This graph shows that business users are using resources at a lower rate proportional to the size of the department. Other analyses showed the number of hits by faculty and department, top databases (vendors and publishers) used by department, average number of sessions by department. Some results were to be expected, but there were some surprises; for example, business students made heavier use of Ebrary than nursing students. Here are the overall results of the project; they provided guidance for future marketing efforts by the library:

Overall Project Results

Overall Project Results
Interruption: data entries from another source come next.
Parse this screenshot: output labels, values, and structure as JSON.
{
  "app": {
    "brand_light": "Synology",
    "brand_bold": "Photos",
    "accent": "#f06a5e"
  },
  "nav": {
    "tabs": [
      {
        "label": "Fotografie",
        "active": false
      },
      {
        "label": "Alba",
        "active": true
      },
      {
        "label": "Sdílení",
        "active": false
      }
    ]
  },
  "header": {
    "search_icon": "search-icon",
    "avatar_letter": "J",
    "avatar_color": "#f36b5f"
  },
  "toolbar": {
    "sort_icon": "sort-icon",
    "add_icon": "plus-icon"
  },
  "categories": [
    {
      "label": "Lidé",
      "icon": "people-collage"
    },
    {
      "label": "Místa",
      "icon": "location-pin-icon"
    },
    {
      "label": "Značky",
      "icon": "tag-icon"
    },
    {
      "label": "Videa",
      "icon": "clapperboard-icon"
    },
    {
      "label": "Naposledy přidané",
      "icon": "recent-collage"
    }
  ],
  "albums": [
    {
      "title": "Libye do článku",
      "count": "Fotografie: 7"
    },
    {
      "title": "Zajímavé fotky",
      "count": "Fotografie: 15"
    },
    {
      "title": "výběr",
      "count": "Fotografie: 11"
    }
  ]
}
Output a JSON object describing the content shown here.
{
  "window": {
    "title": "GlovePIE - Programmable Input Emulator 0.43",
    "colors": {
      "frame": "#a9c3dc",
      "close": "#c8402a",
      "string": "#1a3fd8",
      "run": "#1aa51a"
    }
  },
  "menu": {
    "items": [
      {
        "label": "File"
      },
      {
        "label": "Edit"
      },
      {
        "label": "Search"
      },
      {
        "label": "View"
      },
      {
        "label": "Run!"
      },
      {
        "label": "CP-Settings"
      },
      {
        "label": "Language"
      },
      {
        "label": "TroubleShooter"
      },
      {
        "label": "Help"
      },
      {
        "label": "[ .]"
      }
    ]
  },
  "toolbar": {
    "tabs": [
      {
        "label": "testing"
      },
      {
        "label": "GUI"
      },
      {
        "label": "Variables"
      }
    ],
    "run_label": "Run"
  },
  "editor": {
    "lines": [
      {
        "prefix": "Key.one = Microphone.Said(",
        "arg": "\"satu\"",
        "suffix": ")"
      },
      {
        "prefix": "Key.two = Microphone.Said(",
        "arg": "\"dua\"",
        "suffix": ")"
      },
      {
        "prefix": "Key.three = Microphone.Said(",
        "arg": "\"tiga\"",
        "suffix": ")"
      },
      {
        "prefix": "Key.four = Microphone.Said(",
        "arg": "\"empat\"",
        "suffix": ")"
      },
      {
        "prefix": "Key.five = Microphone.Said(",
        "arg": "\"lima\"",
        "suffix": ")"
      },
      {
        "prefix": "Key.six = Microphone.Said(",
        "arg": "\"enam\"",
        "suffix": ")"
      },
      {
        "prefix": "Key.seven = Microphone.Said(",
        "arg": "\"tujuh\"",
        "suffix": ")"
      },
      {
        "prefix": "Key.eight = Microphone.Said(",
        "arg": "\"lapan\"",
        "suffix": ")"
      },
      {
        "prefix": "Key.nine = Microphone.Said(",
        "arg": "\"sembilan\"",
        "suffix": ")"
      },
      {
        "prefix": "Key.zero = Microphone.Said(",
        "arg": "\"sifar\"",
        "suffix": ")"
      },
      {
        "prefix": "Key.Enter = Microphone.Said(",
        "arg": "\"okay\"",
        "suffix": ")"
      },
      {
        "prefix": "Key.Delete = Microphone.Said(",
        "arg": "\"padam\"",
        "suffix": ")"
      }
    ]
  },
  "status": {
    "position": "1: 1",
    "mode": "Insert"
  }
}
Because of the volume of data and the number of providers, it was not possible to extract detailed usage information for specific books and journal articles used. Challenges of the project included messy data, difficulty of mapping vendor URLs to resources, interface design of the reports, and data being in multiple systems within the university.

David Stern, Library Director, Saint Xavier  University, described how personal and organizational repositories were built. Considerations include:
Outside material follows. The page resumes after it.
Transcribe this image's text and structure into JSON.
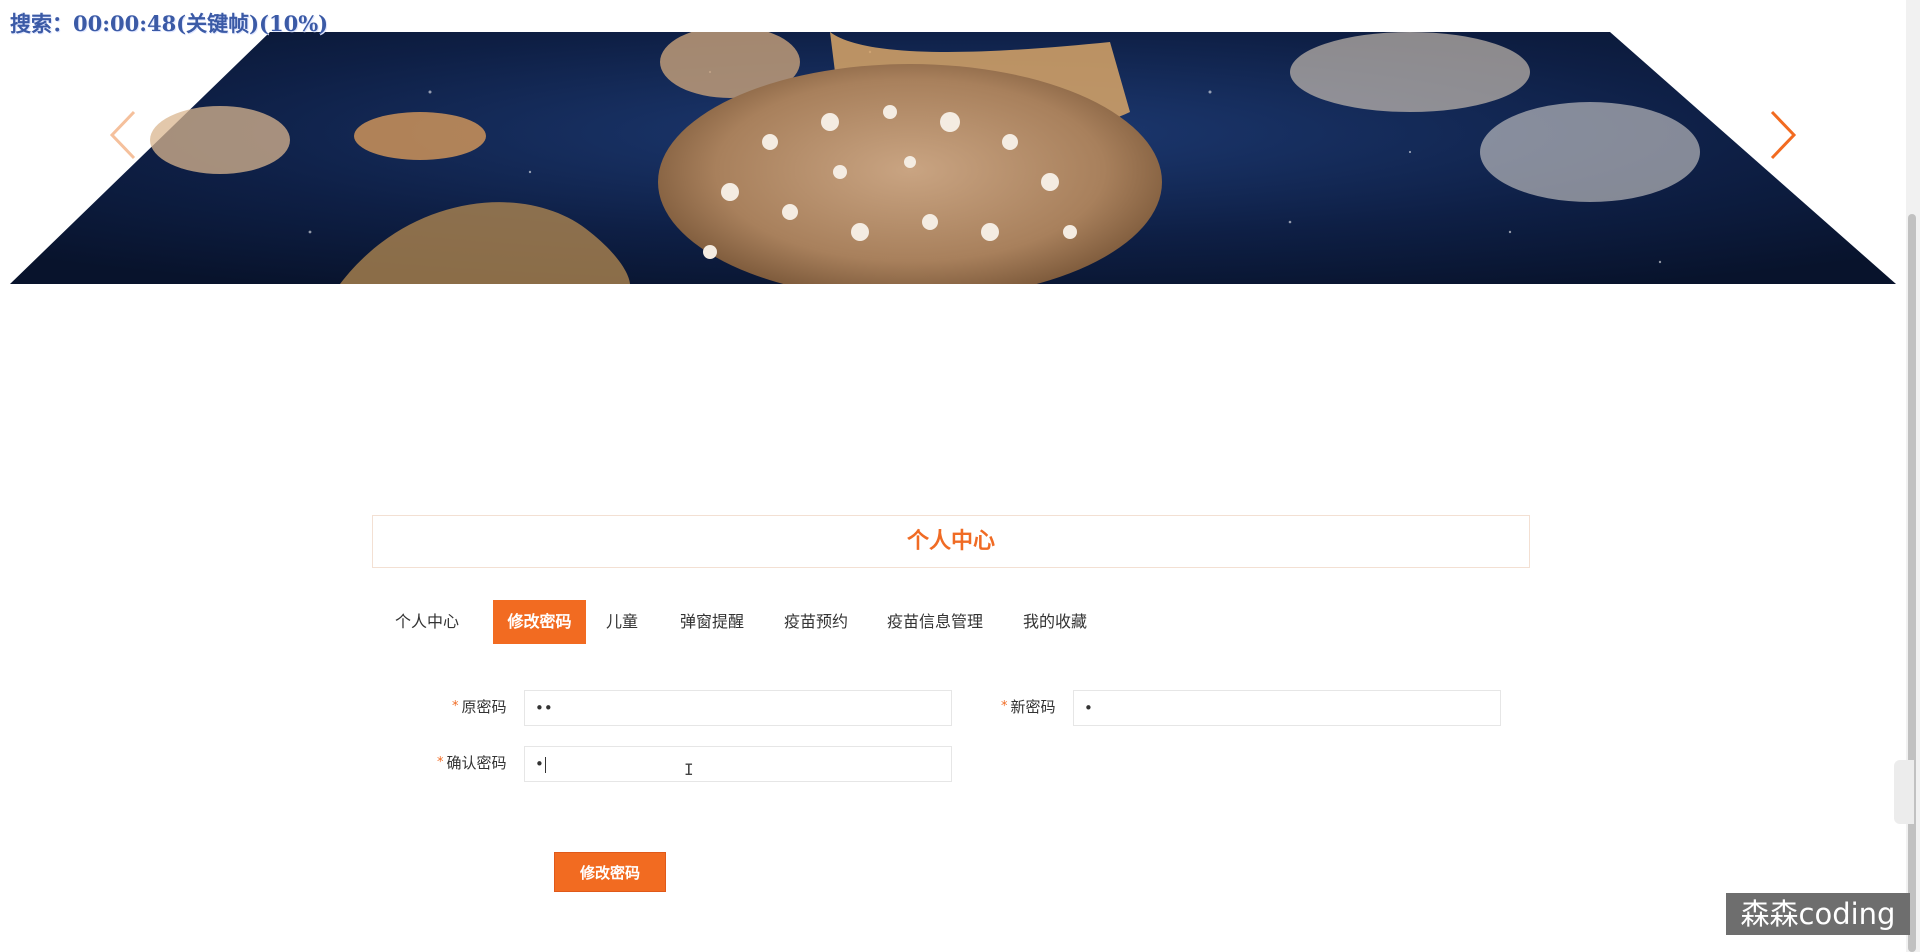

Considerations in Building a Knowledge Database

Considerations in Building a Knowledge Database

Tools for capturing personal data have historically existed on phones and other platforms, but linking them together was a challenges.  For research, the complexity increases.  Now, we have more integrated support that provides seamless functionality; for example, Zotero or IFTTT (If This Then That). IFFF permits linking to other tools to get the data in a single tool.  Organizations have scaling problems; then need controlled vocabularies and taxonomies and sharing files on a single server.

Some useful tools:

  • Zotero can capture citations, full-text articles, web pages, images, sound files, and some personal feeds, then annotate records with tags, thus producing an integrated repository.
  • Diigo can create groups of URLs and tag and share them.
  • Outwit captures URL links, images, or text, and creates a spreadsheet of links, and downloads the files linked to. It can also scrape unstructured data from a website and generate a spreadsheet from it. It learns from the data if desired.
  • Contactout is a simple browser extension that helps you find email addresses and phone numbers of anyone on LinkedIn.

RDA triplets can be used to build a relational database that can be used to analyze the data downloaded using these tools. Visualizations can be created to present the data that has been mined.

Don Hawkins
Conference Blogger